N.B. The small signal gain is the slope of this plot

Giovanni Anelli - CERN

dp small signal gain
DP small signal gain

This circuit can be easily analyzed assuming that the point P is AC grounded. In this case, we have 2 Common-Source Stages!

VDD

RD

RD

Vout1

Vout2

Vin1

Vin2

T1

T2

P

Vb

T3

Giovanni Anelli - CERN

differential pair with mos loads
Differential Pair with MOS loads

To analyze the two circuits we can now make use of the half-circuit concept and profit from all the results obtained up to now.

VDD

VDD

T4

T4

T3

T3

Vb

Vb

Vout2

Vout1

Vout2

Vout1

Vin2

Vin2

Vin1

Vin1

T2

T2

T1

T1

ISS

ISS

Giovanni Anelli - CERN

cascode differential pair
Cascode Differential Pair

And, of course, the gain can be boosted using common-gate stages.

VDD

T8

T7

Vb3

Vb3

T6

T5

Vb2

Vb2

Cascode stages were used a lot in the past, when the supply voltages were relatively high (few volts).

In deep submicron technologies they are used with more care.

Vout1

Vout2

Vb1

Vb1

T4

T3

Vin1

Vin2

T2

T1

ISS

Giovanni Anelli - CERN

current mirror cm
Current mirror (CM)

We suppose that all the transistors have the same m, Cox and VT.l is the same if the transistors have the same L

VDD

IREF

I1

WRLR

W1L1

GND

To have an exact replica of the reference current, we have to make the transistor identical AND they must have the same VDS. When this is not possible, choosing long devices reduces the effect of l.Precise current ratios can be obtained playing with the ratio between the transistor widths (not the lengths!).

Giovanni Anelli - CERN

cascode current mirror ccm
Cascode current mirror (CCM)

VG3 must be fixed so that VD1 = VD2.

Making L1 = L2 and therefore having l1 = l2, we obtain that the current I3 practically does not depend on the voltage VD3. Of course, all the devices must be in saturation (the circuit is not suitable for low voltage applications).

I3

VDD

VD3

W3L3

IREF

VG3

VD1

VD2

W1L1

W2L2

GND

Important: L3 can be different from L1 and L2.

How do we fix VG3 so that VD1 = VD2 ?

Giovanni Anelli - CERN

cascode current mirror ccm37
Cascode current mirror (CCM)

VDD

Transistor 4 does the job here!

Transistors 1 & 2 decide the current ratio.

Transistors 3 & 4 fix the bias VD1 = VD2.

These results are valid even if transistors 3 & 4 suffer from body effect.

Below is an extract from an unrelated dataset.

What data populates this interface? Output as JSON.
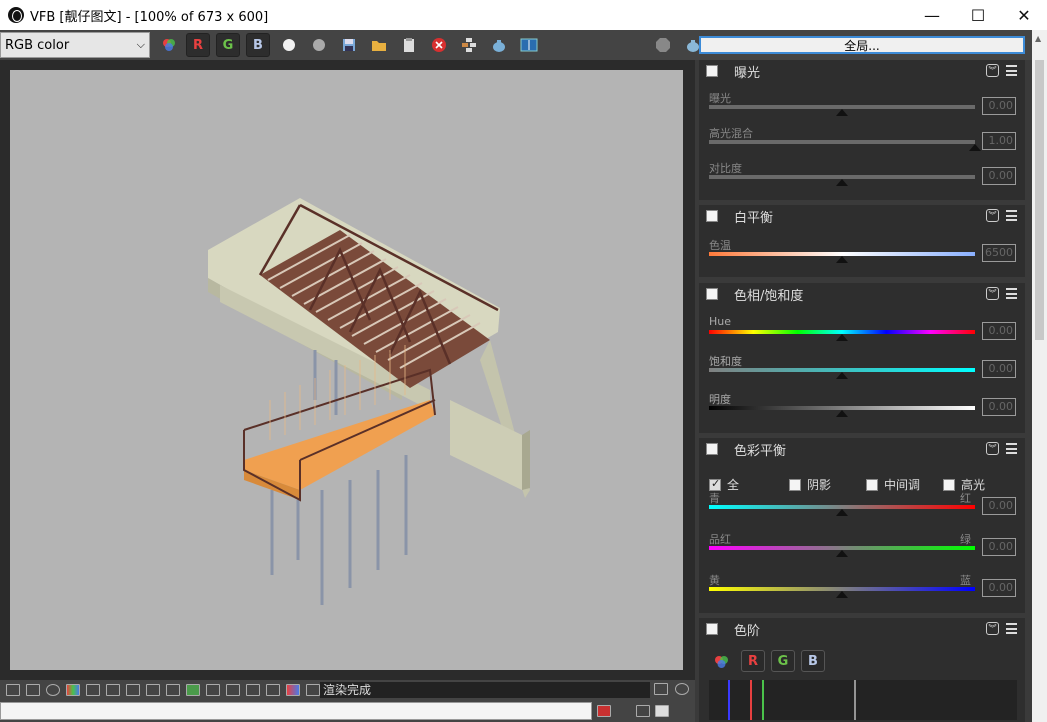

IREF

I3

VD3

W4L4

W3L3

VD1

VD2

W1L1

W2L2

GND

The problem of this current mirror is that VD3 > VDS3 + VGS2.

Giovanni Anelli - CERN

differential pair active cm
Differential Pair + Active CM

Current mirrors can also process a signal, and they can therefore be used as active elements. A differential pair with an active current mirror is also called a differential pair with active load. The current mirror here has also the important role to make a differential to single-end conversion!

VDD

Common Mode Analysis

T3

T4

Vout

T2

T1

Maximum output excursion

Vin

T5

Vb

Giovanni Anelli - CERN

differential pair active cm39
Differential Pair + Active CM

Let’s now calculate the small-signal behavior, neglecting the bulk effect for simplicity. The circuit is NOT symmetric, and therefore we can not use the half-circuit principle here. As a first approximation, we can consider the common sources of the input transistors as a virtual ground. The small-signal gain G can be seen as the product of the total transconductance of the stage and of the output resistance.

VDD

T3

T4

iout

+

Vout

T2

T1

ISS

Giovanni Anelli - CERN

slide40

CERN Technical Training 2005

ELEC-2005Electronics in High Energy PhysicsSpring term: Integrated circuits and VLSI technology for physics

Basic Analog Design

Giovanni Anelli

15 March 2005

Part I